Rajaonarifara, E., Bonds, M.H., Miller, A.C., Ihantamalala, F.A., Cordier, L., Razafinjato, B., Rafenoarimalala, F.H., Finnegan, K.E., Rakotonanahary, R.J.L., Cowley, G., Ratsimbazafy, B., Razafimamonjy, F., Randriamanambintsoa, M., Raza-Fanomezanjanahary, E.M., Randrianambinina, A., Metcalf, J., Roche, B., Garchitorena, A. (2022). BMJ Global Health; 7:e006824.
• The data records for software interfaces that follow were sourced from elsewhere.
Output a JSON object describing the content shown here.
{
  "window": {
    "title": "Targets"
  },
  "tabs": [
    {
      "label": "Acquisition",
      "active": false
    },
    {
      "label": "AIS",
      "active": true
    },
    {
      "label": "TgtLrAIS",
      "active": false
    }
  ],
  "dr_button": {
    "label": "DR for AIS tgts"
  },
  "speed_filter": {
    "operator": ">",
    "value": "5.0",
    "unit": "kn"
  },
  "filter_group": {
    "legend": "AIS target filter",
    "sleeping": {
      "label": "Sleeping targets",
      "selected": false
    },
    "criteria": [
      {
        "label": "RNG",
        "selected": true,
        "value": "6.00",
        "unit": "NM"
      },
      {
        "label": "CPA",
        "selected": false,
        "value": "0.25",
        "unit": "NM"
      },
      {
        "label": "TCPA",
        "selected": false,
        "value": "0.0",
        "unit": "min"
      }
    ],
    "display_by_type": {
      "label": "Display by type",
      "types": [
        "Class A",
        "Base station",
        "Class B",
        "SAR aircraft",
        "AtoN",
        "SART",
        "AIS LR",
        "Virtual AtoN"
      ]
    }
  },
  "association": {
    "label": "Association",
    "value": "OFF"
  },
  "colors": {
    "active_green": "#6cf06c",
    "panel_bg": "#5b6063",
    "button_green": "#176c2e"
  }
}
To reach global immunization goals, national programs need to balance routine immunization at health facilities with vaccination campaigns and other outreach activities (e.g. vaccination weeks), which boost coverage at particular times and help reduce geographic inequalities. However, where routine immunization is weak, an overreliance on vaccination campaigns may lead to heterogeneous coverage. Here, we assessed the impact of a health system strengthening (HSS) intervention on the relative contribution of routine immunization and outreach activities to reach immunization goals in rural Madagascar.We obtained data from health centers in Ifanadiana district on the monthly number of recommended vaccines (BCG, measles, DTP and Polio) delivered to children, during 2014-2018. We also analyzed data from a district-representative cohort carried out every two years in over 1500 households in 2014-2018. We compared changes inside and outside the HSS catchment in the delivery of recommended vaccines, population-level vaccination coverage, geographic and economic inequalities in coverage, and timeliness of vaccination. The impact of HSS was quantified via mixed-effects logistic regressions. The HSS intervention was associated with a significant increase in immunization rates (Odds Ratio between 1.22 for measles and 1.49 for DTP), which diminished over time. Outreach activities were associated with a doubling in immunization rates, but their effect was smaller in the HSS catchment. Analysis of cohort data revealed that HSS was associated with higher vaccination coverage (Odds Ratio between 1.18 per year of HSS for measles and 1.43 for BCG), a reduction in economic inequality, and a higher proportion of timely vaccinations. Yet, the lower contribution of outreach activities in the HSS catchment was associated with persistent inequalities in geographic coverage, which prevented achieving international coverage targets. Investment in stronger primary care systems can improve vaccination coverage, reduce inequalities and improve the timeliness of vaccination via increases in routine immunizations.